**Task statement**
Each entry must be restated word for word.

**Web page and app entries**

_____

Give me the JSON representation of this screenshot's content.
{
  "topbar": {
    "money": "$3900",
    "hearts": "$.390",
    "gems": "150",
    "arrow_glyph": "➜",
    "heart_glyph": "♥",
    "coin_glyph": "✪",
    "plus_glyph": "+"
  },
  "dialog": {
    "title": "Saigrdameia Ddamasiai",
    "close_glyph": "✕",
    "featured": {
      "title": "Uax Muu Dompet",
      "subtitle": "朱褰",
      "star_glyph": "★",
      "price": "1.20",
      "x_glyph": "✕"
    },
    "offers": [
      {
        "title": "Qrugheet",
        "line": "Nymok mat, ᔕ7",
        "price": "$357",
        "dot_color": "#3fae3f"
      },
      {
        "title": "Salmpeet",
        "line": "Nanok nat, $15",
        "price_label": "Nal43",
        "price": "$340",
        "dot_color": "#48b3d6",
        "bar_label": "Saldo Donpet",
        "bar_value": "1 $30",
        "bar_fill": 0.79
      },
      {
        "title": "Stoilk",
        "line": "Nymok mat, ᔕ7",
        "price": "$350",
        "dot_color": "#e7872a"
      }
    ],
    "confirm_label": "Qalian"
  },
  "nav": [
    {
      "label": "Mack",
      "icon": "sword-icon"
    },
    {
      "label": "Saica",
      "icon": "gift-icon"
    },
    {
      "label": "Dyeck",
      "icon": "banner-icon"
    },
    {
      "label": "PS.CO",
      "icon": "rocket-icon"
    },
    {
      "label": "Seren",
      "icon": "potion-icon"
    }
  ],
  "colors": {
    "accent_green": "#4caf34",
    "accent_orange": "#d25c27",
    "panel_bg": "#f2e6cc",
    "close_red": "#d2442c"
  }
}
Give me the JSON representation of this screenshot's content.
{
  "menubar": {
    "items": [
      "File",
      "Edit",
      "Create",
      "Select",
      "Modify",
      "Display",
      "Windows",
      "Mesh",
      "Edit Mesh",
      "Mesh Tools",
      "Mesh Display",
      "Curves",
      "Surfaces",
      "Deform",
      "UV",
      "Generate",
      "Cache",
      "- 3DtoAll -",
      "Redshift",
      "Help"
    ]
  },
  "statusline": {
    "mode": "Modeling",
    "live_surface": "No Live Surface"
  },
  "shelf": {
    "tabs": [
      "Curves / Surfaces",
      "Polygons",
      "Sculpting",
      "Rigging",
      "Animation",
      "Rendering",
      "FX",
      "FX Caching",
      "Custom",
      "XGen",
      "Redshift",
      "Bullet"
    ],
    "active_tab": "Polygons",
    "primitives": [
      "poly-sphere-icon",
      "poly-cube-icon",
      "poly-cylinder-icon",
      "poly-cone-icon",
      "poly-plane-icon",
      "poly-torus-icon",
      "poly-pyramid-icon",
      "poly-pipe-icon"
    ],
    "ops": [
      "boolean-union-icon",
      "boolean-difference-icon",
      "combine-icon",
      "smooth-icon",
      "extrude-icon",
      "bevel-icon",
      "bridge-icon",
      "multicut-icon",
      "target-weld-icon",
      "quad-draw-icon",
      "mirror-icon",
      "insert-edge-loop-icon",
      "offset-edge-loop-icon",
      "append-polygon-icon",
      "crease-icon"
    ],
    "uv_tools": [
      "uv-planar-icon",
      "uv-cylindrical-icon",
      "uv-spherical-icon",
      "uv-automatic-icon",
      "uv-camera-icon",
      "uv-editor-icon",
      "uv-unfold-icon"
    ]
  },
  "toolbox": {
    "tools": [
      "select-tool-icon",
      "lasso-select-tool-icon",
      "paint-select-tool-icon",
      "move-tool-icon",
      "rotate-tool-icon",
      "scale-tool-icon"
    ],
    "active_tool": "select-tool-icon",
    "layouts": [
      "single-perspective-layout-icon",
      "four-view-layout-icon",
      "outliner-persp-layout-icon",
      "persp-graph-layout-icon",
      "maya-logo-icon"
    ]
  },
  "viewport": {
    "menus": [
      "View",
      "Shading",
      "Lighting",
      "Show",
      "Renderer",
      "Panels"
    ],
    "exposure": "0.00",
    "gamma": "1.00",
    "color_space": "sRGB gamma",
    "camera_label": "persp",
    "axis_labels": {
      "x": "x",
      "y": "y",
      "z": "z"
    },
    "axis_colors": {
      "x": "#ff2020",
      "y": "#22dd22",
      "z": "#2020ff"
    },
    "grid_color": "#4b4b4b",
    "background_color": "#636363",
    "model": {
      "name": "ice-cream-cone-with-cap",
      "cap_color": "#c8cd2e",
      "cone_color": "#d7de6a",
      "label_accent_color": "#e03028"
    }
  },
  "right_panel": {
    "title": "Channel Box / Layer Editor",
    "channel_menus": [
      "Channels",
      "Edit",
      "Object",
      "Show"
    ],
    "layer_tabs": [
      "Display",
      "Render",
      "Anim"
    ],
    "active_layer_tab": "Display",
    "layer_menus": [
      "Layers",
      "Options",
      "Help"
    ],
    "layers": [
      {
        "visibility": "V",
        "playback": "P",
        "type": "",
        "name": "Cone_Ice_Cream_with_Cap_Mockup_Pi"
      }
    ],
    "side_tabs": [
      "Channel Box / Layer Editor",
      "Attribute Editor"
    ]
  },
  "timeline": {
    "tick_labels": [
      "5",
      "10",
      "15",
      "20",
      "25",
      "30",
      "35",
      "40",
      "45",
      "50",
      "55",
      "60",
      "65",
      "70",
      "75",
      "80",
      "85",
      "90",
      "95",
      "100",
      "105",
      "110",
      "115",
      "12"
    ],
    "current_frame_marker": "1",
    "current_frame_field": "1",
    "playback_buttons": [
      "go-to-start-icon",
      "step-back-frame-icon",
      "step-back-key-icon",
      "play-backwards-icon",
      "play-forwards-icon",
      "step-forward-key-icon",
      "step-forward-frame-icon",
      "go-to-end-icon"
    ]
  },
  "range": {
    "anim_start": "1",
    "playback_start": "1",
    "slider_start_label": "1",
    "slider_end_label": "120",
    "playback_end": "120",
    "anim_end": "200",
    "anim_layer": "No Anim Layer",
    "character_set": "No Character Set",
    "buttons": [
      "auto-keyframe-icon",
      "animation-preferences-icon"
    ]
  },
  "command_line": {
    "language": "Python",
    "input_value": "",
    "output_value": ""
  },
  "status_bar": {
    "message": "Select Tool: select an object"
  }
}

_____

**Exercise solution**
Give me the JSON representation of this screenshot's content.
{
  "topbar": {
    "money": "$3900",
    "hearts": "$.390",
    "gems": "150",
    "arrow_glyph": "➜",
    "heart_glyph": "♥",
    "coin_glyph": "✪",
    "plus_glyph": "+"
  },
  "dialog": {
    "title": "Saigrdameia Ddamasiai",
    "close_glyph": "✕",
    "featured": {
      "title": "Uax Muu Dompet",
      "subtitle": "朱褰",
      "star_glyph": "★",
      "price": "1.20",
      "x_glyph": "✕"
    },
    "offers": [
      {
        "title": "Qrugheet",
        "line": "Nymok mat, ᔕ7",
        "price": "$357",
        "dot_color": "#3fae3f"
      },
      {
        "title": "Salmpeet",
        "line": "Nanok nat, $15",
        "price_label": "Nal43",
        "price": "$340",
        "dot_color": "#48b3d6",
        "bar_label": "Saldo Donpet",
        "bar_value": "1 $30",
        "bar_fill": 0.79
      },
      {
        "title": "Stoilk",
        "line": "Nymok mat, ᔕ7",
        "price": "$350",
        "dot_color": "#e7872a"
      }
    ],
    "confirm_label": "Qalian"
  },
  "nav": [
    {
      "label": "Mack",
      "icon": "sword-icon"
    },
    {
      "label": "Saica",
      "icon": "gift-icon"
    },
    {
      "label": "Dyeck",
      "icon": "banner-icon"
    },
    {
      "label": "PS.CO",
      "icon": "rocket-icon"
    },
    {
      "label": "Seren",
      "icon": "potion-icon"
    }
  ],
  "colors": {
    "accent_green": "#4caf34",
    "accent_orange": "#d25c27",
    "panel_bg": "#f2e6cc",
    "close_red": "#d2442c"
  }
}
Give me the JSON representation of this screenshot's content.
{
  "menubar": {
    "items": [
      "File",
      "Edit",
      "Create",
      "Select",
      "Modify",
      "Display",
      "Windows",
      "Mesh",
      "Edit Mesh",
      "Mesh Tools",
      "Mesh Display",
      "Curves",
      "Surfaces",
      "Deform",
      "UV",
      "Generate",
      "Cache",
      "- 3DtoAll -",
      "Redshift",
      "Help"
    ]
  },
  "statusline": {
    "mode": "Modeling",
    "live_surface": "No Live Surface"
  },
  "shelf": {
    "tabs": [
      "Curves / Surfaces",
      "Polygons",
      "Sculpting",
      "Rigging",
      "Animation",
      "Rendering",
      "FX",
      "FX Caching",
      "Custom",
      "XGen",
      "Redshift",
      "Bullet"
    ],
    "active_tab": "Polygons",
    "primitives": [
      "poly-sphere-icon",
      "poly-cube-icon",
      "poly-cylinder-icon",
      "poly-cone-icon",
      "poly-plane-icon",
      "poly-torus-icon",
      "poly-pyramid-icon",
      "poly-pipe-icon"
    ],
    "ops": [
      "boolean-union-icon",
      "boolean-difference-icon",
      "combine-icon",
      "smooth-icon",
      "extrude-icon",
      "bevel-icon",
      "bridge-icon",
      "multicut-icon",
      "target-weld-icon",
      "quad-draw-icon",
      "mirror-icon",
      "insert-edge-loop-icon",
      "offset-edge-loop-icon",
      "append-polygon-icon",
      "crease-icon"
    ],
    "uv_tools": [
      "uv-planar-icon",
      "uv-cylindrical-icon",
      "uv-spherical-icon",
      "uv-automatic-icon",
      "uv-camera-icon",
      "uv-editor-icon",
      "uv-unfold-icon"
    ]
  },
  "toolbox": {
    "tools": [
      "select-tool-icon",
      "lasso-select-tool-icon",
      "paint-select-tool-icon",
      "move-tool-icon",
      "rotate-tool-icon",
      "scale-tool-icon"
    ],
    "active_tool": "select-tool-icon",
    "layouts": [
      "single-perspective-layout-icon",
      "four-view-layout-icon",
      "outliner-persp-layout-icon",
      "persp-graph-layout-icon",
      "maya-logo-icon"
    ]
  },
  "viewport": {
    "menus": [
      "View",
      "Shading",
      "Lighting",
      "Show",
      "Renderer",
      "Panels"
    ],
    "exposure": "0.00",
    "gamma": "1.00",
    "color_space": "sRGB gamma",
    "camera_label": "persp",
    "axis_labels": {
      "x": "x",
      "y": "y",
      "z": "z"
    },
    "axis_colors": {
      "x": "#ff2020",
      "y": "#22dd22",
      "z": "#2020ff"
    },
    "grid_color": "#4b4b4b",
    "background_color": "#636363",
    "model": {
      "name": "ice-cream-cone-with-cap",
      "cap_color": "#c8cd2e",
      "cone_color": "#d7de6a",
      "label_accent_color": "#e03028"
    }
  },
  "right_panel": {
    "title": "Channel Box / Layer Editor",
    "channel_menus": [
      "Channels",
      "Edit",
      "Object",
      "Show"
    ],
    "layer_tabs": [
      "Display",
      "Render",
      "Anim"
    ],
    "active_layer_tab": "Display",
    "layer_menus": [
      "Layers",
      "Options",
      "Help"
    ],
    "layers": [
      {
        "visibility": "V",
        "playback": "P",
        "type": "",
        "name": "Cone_Ice_Cream_with_Cap_Mockup_Pi"
      }
    ],
    "side_tabs": [
      "Channel Box / Layer Editor",
      "Attribute Editor"
    ]
  },
  "timeline": {
    "tick_labels": [
      "5",
      "10",
      "15",
      "20",
      "25",
      "30",
      "35",
      "40",
      "45",
      "50",
      "55",
      "60",
      "65",
      "70",
      "75",
      "80",
      "85",
      "90",
      "95",
      "100",
      "105",
      "110",
      "115",
      "12"
    ],
    "current_frame_marker": "1",
    "current_frame_field": "1",
    "playback_buttons": [
      "go-to-start-icon",
      "step-back-frame-icon",
      "step-back-key-icon",
      "play-backwards-icon",
      "play-forwards-icon",
      "step-forward-key-icon",
      "step-forward-frame-icon",
      "go-to-end-icon"
    ]
  },
  "range": {
    "anim_start": "1",
    "playback_start": "1",
    "slider_start_label": "1",
    "slider_end_label": "120",
    "playback_end": "120",
    "anim_end": "200",
    "anim_layer": "No Anim Layer",
    "character_set": "No Character Set",
    "buttons": [
      "auto-keyframe-icon",
      "animation-preferences-icon"
    ]
  },
  "command_line": {
    "language": "Python",
    "input_value": "",
    "output_value": ""
  },
  "status_bar": {
    "message": "Select Tool: select an object"
  }
}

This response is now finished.